“We found Port Perry [in Ontario], which was a really nice double for Plymouth,” Roth said. Rendell also visited the real Plymouth to research and write the movie, finding Cordage Park and the area’s “underground tunnels,” which are portrayed in the film.

Plymouth’s Cordage Museum, which was featured in a scene ultimately cut from “Thanksgiving,” is where Rendell learned about Carver, the pilgrim who served as inspiration for the film’s villain.

“He called me and was like, ‘Dude, his name is John Carver, is there a better slasher name than that?’” Roth said. “And then we found an image of him, and that’s how the mask came together.”

But most important was finding the right actors who could pull off a Massachusetts accent. Roth revealed that he was initially hesitant to cast Dempsey, who played Sheriff Newlon, until he realized the actor was from New England.

Dempsey reached out to Roth for a role in the film because his sons are horror movie fans. He also “loved the idea” of doing a movie that made use of his Maine accent, a first for the actor, who had to lose it for 1987′s “Can’t Buy Me Love,” according to Roth.

“This is the first time he’s ever acted with his childhood accent,” Roth said.

Amanda Barker in "Thanksgiving."Courtesy of Tristar Pictures

While Roth held casting sessions in Boston, he found Amanda Barker, a Bay State native living in Toronto, in Canada. Roth said she ended up being perfect for the role of Lizzie, a diner waitress, because of her humor, “wicked accent,” and the fact that she’s originally from Hanover like her character.


“Not only is she from Hanover, she’s a direct descendant of the real John Carver,” Roth said. “So we had a John Carver blood relative on set being murdered by John Carver in the diner. And she loved it.”

A lot of the townsfolk featured in the film are named after people Roth and Rendell grew up with, like Detective Peter Chu (played by Russell Yeun), christened after a friend in the Boston Police Department, and Scuba (played by Gabriel Davenport), named after a high school classmate.

“That’s what I wanted, is to have that small, New England feel in the movie,” Roth said.

Director Eli Roth on the set of "Thanksgiving."Pief Weyman

But for Roth, the true horror of “Thanksgiving” (both the movie and the holiday) lies in its “dark undercurrent” of commercialization rooted in the rise of Black Friday. The annual shopping bonanza serves as the catalyst for the film’s opening scares, which were inspired by “viral videos” of actual Black Friday incidents.

“People say how thankful they are, then they run and trample over each other for a flat screen TV,” Roth said.

“And there’s a darkness under that because people aren’t paid enough money,” he added. “There’s a few people at the top getting rich sitting in their mansions, watching everyone in these gladiator games.”

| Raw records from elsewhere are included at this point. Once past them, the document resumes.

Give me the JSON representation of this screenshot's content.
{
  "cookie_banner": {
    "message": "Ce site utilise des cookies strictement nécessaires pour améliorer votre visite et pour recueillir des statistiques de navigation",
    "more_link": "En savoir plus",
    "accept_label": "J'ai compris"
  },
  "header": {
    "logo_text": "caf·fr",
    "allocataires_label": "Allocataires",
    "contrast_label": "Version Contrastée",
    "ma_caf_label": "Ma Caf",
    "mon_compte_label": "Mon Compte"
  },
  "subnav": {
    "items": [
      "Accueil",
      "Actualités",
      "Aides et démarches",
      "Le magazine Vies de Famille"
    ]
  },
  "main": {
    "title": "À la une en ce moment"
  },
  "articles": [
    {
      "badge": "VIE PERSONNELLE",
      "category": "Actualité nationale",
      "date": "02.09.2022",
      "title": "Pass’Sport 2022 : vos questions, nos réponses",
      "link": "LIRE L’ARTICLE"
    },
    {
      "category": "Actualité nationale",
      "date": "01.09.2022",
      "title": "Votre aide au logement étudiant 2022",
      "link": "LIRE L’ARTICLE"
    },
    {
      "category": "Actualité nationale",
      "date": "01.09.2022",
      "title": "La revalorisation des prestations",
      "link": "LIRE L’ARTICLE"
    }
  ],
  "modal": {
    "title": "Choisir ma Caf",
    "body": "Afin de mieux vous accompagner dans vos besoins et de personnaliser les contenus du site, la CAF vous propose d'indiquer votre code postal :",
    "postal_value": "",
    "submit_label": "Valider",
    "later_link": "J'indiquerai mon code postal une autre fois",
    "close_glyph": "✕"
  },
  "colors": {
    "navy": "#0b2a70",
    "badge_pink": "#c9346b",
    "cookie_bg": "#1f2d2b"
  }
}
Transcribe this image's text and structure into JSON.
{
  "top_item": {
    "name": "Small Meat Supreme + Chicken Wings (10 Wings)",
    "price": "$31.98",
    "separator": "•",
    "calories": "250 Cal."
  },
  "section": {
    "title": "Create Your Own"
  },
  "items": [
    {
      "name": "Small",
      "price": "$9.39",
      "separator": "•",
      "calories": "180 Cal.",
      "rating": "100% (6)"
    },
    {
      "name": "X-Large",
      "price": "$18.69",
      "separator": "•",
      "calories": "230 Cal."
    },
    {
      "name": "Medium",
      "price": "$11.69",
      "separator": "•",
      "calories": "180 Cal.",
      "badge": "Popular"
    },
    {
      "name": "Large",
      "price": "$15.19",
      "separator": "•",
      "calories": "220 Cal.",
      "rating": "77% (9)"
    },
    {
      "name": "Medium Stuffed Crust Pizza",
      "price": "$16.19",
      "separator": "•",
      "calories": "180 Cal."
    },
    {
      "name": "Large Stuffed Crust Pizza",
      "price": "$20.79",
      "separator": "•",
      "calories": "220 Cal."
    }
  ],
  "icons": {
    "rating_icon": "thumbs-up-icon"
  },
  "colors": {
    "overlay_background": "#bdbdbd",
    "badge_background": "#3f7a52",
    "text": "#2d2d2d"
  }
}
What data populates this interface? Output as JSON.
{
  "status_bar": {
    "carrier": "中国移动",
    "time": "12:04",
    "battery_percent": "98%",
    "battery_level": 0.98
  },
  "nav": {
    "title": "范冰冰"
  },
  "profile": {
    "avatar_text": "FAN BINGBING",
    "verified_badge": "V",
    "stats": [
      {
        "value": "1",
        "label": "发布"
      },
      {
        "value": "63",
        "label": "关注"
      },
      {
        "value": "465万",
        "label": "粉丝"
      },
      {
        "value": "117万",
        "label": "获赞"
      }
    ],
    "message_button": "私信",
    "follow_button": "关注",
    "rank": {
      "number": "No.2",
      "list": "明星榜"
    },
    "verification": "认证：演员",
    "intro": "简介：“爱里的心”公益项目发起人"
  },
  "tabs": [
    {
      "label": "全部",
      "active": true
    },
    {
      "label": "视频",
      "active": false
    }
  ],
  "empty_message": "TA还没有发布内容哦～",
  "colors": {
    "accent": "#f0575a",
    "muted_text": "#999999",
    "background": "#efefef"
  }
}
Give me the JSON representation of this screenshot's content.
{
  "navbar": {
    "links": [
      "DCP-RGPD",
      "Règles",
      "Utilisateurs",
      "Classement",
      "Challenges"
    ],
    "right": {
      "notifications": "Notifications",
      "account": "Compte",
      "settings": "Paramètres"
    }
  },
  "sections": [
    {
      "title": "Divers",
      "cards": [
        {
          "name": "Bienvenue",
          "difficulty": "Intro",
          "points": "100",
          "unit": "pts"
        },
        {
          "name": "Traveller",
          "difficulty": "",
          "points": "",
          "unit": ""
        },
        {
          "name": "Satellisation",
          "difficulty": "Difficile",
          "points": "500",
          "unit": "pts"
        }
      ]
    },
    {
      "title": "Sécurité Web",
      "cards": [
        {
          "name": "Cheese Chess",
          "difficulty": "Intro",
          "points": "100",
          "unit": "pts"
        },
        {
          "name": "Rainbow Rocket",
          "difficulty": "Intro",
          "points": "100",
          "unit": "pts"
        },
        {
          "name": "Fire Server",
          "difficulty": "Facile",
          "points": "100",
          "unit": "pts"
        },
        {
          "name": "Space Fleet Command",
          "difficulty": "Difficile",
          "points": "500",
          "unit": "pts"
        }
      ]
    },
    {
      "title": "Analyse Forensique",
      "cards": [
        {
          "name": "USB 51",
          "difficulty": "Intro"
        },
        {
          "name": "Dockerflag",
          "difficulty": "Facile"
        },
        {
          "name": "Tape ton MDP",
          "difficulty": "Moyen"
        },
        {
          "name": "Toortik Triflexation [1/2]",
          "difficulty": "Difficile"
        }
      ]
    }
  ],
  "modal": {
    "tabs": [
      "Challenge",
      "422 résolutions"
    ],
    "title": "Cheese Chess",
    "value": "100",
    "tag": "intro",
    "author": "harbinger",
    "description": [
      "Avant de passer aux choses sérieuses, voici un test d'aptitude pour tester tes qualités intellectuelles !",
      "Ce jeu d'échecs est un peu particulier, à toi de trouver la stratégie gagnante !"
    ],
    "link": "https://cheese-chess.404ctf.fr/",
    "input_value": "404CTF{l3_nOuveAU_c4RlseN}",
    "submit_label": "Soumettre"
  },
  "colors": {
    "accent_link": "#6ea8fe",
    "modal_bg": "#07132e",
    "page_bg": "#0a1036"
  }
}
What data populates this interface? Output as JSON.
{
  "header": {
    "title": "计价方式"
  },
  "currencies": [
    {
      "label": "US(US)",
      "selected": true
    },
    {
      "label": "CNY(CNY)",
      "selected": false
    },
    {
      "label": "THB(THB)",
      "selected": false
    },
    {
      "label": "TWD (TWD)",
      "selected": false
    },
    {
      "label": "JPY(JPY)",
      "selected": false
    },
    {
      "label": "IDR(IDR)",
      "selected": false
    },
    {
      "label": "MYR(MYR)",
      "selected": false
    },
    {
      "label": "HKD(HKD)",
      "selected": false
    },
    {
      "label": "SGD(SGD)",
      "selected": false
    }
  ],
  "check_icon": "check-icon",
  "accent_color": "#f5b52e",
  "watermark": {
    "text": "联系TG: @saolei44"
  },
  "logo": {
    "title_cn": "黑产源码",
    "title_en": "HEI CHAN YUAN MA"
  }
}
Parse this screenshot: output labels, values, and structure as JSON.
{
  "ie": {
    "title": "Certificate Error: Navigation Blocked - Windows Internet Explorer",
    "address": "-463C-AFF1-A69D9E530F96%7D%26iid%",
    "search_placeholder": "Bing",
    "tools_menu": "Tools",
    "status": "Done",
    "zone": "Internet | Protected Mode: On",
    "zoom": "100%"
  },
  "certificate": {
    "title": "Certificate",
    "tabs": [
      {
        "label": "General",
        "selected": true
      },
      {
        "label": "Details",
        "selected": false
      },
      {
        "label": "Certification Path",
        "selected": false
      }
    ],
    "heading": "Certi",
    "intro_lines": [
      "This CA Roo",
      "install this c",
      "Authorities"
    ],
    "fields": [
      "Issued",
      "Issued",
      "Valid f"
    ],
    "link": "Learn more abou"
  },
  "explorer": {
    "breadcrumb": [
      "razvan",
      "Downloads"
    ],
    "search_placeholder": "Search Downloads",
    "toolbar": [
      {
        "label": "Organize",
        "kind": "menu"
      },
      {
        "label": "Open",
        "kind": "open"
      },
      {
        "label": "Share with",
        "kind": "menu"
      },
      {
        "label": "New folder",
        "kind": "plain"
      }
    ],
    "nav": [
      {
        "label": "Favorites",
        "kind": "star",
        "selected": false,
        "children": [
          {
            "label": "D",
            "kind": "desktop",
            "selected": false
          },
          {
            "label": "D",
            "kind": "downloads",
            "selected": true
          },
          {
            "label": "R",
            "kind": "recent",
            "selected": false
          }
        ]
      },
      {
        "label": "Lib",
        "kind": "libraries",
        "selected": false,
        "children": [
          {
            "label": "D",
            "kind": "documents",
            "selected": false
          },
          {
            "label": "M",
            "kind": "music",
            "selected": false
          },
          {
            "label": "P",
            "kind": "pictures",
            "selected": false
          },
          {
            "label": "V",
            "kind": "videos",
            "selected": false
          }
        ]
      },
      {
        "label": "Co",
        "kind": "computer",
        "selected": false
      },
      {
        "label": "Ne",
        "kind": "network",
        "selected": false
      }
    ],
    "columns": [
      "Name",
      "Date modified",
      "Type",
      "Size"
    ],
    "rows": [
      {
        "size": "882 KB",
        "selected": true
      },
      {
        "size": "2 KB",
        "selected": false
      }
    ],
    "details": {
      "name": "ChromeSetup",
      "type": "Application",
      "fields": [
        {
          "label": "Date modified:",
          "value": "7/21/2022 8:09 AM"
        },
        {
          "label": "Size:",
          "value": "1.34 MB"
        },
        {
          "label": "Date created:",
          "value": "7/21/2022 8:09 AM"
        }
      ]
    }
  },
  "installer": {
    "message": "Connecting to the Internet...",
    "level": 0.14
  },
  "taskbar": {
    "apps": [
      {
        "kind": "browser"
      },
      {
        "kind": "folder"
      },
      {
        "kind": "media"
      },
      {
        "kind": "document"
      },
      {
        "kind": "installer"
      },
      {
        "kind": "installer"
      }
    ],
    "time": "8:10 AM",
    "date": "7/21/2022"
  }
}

Roth found the holiday to be a perfect backdrop for a horror film that he hopes will inspire serious discussions around the Thanksgiving table.


“You could make this and watch this as a fun slasher film, but I want a movie people can, literally, dissect, carve up, eat, devour,” Roth said. “I want the movie that’s going to launch a thousand film-school theses.”

Matt Juul can be reached at